(Excerpts from an interface dataset)
****

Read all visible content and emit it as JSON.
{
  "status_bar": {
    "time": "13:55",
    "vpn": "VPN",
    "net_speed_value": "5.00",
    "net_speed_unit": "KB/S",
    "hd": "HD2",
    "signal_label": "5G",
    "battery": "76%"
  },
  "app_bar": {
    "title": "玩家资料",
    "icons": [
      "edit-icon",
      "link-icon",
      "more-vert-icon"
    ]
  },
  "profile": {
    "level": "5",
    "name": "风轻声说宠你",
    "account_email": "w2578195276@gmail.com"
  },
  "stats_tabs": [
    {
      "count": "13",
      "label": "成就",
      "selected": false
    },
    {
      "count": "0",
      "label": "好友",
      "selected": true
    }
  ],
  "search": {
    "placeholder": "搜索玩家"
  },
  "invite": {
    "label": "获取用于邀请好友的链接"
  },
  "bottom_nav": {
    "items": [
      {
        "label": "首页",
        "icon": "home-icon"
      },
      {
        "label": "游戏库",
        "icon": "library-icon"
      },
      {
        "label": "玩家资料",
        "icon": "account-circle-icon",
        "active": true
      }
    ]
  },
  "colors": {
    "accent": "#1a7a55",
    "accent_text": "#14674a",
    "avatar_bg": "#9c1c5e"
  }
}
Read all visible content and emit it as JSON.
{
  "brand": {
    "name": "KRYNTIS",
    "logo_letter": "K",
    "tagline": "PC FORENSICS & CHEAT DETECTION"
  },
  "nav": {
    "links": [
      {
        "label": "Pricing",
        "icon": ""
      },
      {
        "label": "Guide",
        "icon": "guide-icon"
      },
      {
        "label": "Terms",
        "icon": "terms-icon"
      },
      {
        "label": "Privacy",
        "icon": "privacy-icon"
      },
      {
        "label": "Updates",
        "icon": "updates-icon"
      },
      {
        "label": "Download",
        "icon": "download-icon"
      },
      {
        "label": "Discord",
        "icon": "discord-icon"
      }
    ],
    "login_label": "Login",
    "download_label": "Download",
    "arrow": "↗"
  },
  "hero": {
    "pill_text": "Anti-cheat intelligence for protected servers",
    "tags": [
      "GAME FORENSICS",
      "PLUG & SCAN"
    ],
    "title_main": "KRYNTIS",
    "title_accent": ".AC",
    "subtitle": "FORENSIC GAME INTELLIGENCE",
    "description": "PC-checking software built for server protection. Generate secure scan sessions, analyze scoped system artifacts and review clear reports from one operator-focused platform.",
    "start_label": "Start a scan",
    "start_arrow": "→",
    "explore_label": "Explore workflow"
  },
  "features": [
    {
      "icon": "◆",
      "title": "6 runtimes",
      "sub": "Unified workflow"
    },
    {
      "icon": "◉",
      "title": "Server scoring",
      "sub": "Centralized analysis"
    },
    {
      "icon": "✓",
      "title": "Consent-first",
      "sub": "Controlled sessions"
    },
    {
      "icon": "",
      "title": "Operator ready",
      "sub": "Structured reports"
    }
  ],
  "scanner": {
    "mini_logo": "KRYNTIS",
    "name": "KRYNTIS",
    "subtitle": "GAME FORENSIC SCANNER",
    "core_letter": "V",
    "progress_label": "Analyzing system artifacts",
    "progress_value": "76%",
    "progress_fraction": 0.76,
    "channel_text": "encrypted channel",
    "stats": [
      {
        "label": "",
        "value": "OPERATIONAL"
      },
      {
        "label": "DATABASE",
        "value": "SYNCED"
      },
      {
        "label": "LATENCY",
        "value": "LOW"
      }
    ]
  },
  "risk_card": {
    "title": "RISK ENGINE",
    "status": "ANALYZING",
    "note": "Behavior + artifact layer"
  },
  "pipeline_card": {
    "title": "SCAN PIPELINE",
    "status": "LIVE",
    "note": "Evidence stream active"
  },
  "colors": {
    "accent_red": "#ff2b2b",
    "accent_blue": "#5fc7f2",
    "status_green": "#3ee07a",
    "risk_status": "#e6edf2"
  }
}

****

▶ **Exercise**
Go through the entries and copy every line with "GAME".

▶ **Written solution**
      "GAME FORENSICS",
    "subtitle": "FORENSIC GAME INTELLIGENCE",
    "subtitle": "GAME FORENSIC SCANNER",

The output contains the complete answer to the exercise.